Giant (1956)



Reviews and Comments

Giant's reputation as James Dean's last film -- he died a few days after finishing his work on it -- is at least as large as its 202 minute running time. Which is really too bad, because this is not a James Dean film. Elizabeth Taylor and Rock Hudson are the stars, both wonderful, the latter turning in a fine performance of a complex character critical to the success of the film.

Giant is, essentially a soap western, chronicling the lives of a few characters in a slowly changing society over the course of 25 years. It is epic in scope, dealing with a lot of different issues. The most notable from a historical perspective is its depiction of prejudice against Mexicans in Texas. This is one of the earliest films to deal with racism in such depth.

Ironically, Giant's greatest fault is that it is too short. Even at three hours, 22 minutes, it cruises through a few critical subplots too quickly, particularly in the second hour when births, weddings, and deaths occur, but we miss how the characters feel about them.

When the film decides to take its time, however, it is terrific. Howard Hawks once said that a good movie has three good scenes and no bad ones. Giant has a lot more than three, occurring with increasing frequency and emotional complexity as it goes.
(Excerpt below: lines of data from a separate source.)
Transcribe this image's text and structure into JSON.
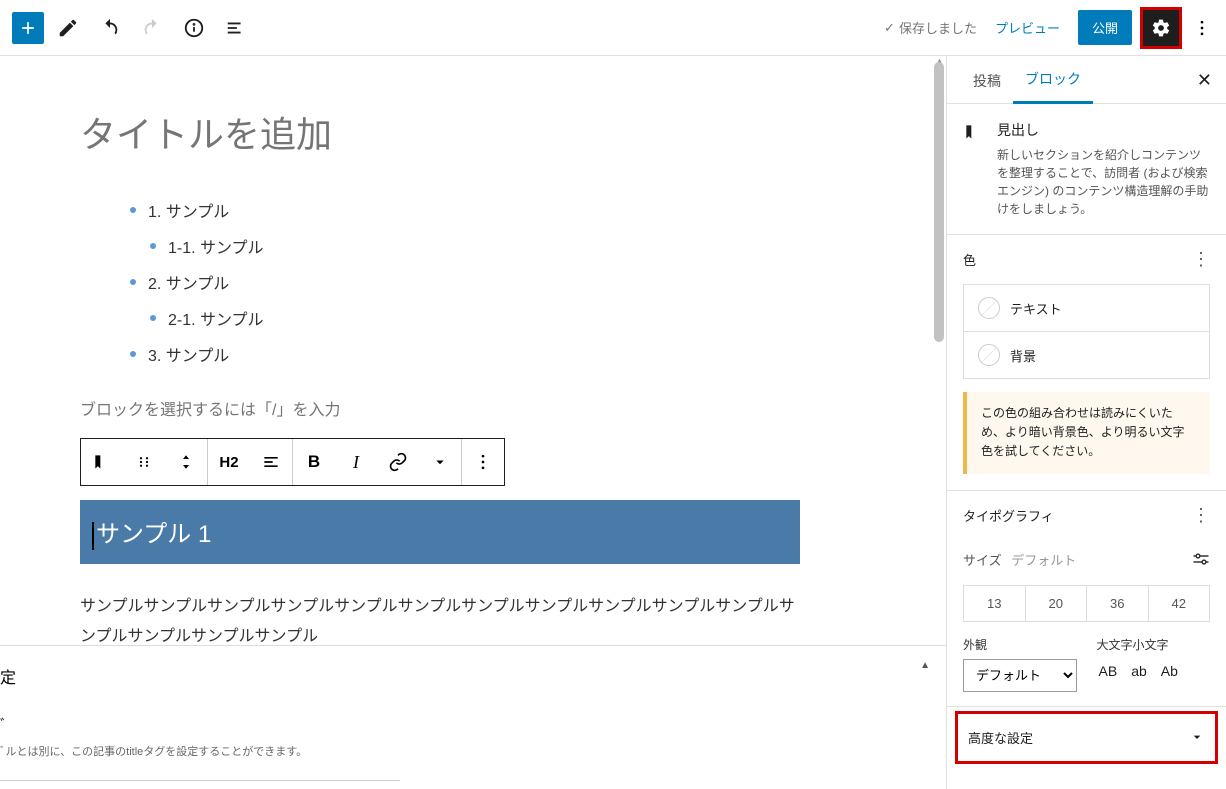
{
  "toolbar": {
    "saved_label": "保存しました",
    "preview_label": "プレビュー",
    "publish_label": "公開"
  },
  "editor": {
    "title_placeholder": "タイトルを追加",
    "toc": [
      {
        "text": "1.  サンプル",
        "sub": false
      },
      {
        "text": "1-1.  サンプル",
        "sub": true
      },
      {
        "text": "2.  サンプル",
        "sub": false
      },
      {
        "text": "2-1.  サンプル",
        "sub": true
      },
      {
        "text": "3.  サンプル",
        "sub": false
      }
    ],
    "block_hint": "ブロックを選択するには「/」を入力",
    "heading_level": "H2",
    "heading_text": "サンプル 1",
    "paragraph": "サンプルサンプルサンプルサンプルサンプルサンプルサンプルサンプルサンプルサンプルサンプルサンプルサンプルサンプルサンプル"
  },
  "meta": {
    "section_title": "定",
    "sub_title": "ﾞ",
    "desc": "ﾞルとは別に、この記事のtitleタグを設定することができます。"
  },
  "sidebar": {
    "tabs": {
      "post": "投稿",
      "block": "ブロック"
    },
    "block_info": {
      "title": "見出し",
      "desc": "新しいセクションを紹介しコンテンツを整理することで、訪問者 (および検索エンジン) のコンテンツ構造理解の手助けをしましょう。"
    },
    "color": {
      "heading": "色",
      "text_label": "テキスト",
      "bg_label": "背景",
      "warning": "この色の組み合わせは読みにくいため、より暗い背景色、より明るい文字色を試してください。"
    },
    "typography": {
      "heading": "タイポグラフィ",
      "size_label": "サイズ",
      "size_default": "デフォルト",
      "sizes": [
        "13",
        "20",
        "36",
        "42"
      ],
      "appearance_label": "外観",
      "appearance_default": "デフォルト",
      "case_label": "大文字小文字",
      "cases": [
        "AB",
        "ab",
        "Ab"
      ]
    },
    "advanced": {
      "heading": "高度な設定"
    }
  }
}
Thus, while it is not a classic, it is very good, a shining example of what fine things can happen when a movie is given room to reach broadly and deeply.